_WORK TASK:_ From the first line to the last, give the material again exactly, without the images.
───── INPUT RECORDS
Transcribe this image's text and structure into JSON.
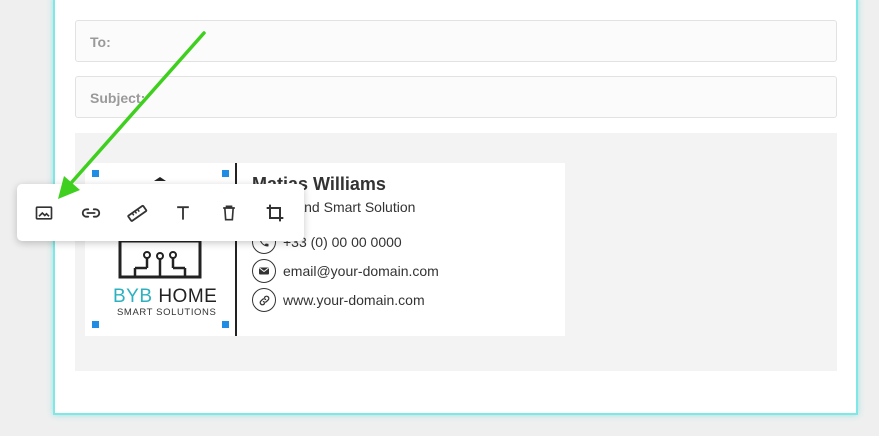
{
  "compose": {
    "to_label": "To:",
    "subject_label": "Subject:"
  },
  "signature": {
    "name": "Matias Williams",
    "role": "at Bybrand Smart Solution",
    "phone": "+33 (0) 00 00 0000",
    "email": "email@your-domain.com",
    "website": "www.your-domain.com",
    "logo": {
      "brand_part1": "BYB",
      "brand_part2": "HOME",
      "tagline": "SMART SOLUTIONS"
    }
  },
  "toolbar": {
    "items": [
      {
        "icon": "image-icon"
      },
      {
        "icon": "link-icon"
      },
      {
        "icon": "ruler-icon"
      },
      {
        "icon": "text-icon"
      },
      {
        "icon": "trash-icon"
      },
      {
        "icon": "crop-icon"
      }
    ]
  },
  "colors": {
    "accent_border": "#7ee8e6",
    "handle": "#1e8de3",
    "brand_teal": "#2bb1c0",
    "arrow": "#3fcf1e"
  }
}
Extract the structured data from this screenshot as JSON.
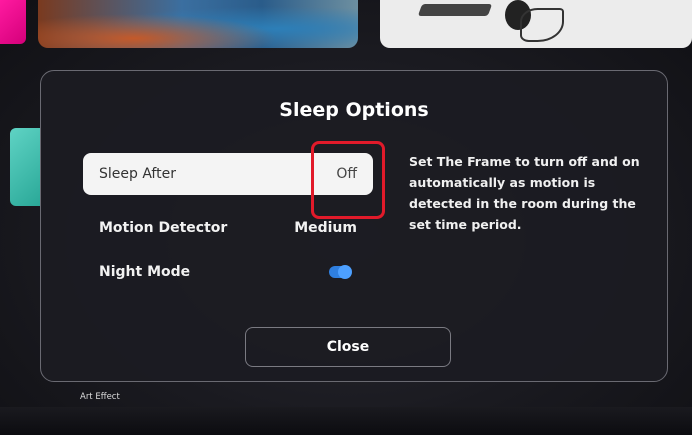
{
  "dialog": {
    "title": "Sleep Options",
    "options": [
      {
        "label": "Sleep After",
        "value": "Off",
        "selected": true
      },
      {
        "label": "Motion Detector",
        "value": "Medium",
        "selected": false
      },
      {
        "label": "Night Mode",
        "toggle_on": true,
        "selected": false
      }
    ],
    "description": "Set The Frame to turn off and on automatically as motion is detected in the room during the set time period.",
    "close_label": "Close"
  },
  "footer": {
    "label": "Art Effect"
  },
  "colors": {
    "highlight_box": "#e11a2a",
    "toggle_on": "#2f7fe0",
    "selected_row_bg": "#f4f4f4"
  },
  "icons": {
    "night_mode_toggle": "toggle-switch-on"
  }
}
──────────
_ANSWER AREA:_
Transcribe this image's text and structure into JSON.
{
  "compose": {
    "to_label": "To:",
    "subject_label": "Subject:"
  },
  "signature": {
    "name": "Matias Williams",
    "role": "at Bybrand Smart Solution",
    "phone": "+33 (0) 00 00 0000",
    "email": "email@your-domain.com",
    "website": "www.your-domain.com",
    "logo": {
      "brand_part1": "BYB",
      "brand_part2": "HOME",
      "tagline": "SMART SOLUTIONS"
    }
  },
  "toolbar": {
    "items": [
      {
        "icon": "image-icon"
      },
      {
        "icon": "link-icon"
      },
      {
        "icon": "ruler-icon"
      },
      {
        "icon": "text-icon"
      },
      {
        "icon": "trash-icon"
      },
      {
        "icon": "crop-icon"
      }
    ]
  },
  "colors": {
    "accent_border": "#7ee8e6",
    "handle": "#1e8de3",
    "brand_teal": "#2bb1c0",
    "arrow": "#3fcf1e"
  }
}
Extract the structured data from this screenshot as JSON.
{
  "dialog": {
    "title": "Sleep Options",
    "options": [
      {
        "label": "Sleep After",
        "value": "Off",
        "selected": true
      },
      {
        "label": "Motion Detector",
        "value": "Medium",
        "selected": false
      },
      {
        "label": "Night Mode",
        "toggle_on": true,
        "selected": false
      }
    ],
    "description": "Set The Frame to turn off and on automatically as motion is detected in the room during the set time period.",
    "close_label": "Close"
  },
  "footer": {
    "label": "Art Effect"
  },
  "colors": {
    "highlight_box": "#e11a2a",
    "toggle_on": "#2f7fe0",
    "selected_row_bg": "#f4f4f4"
  },
  "icons": {
    "night_mode_toggle": "toggle-switch-on"
  }
}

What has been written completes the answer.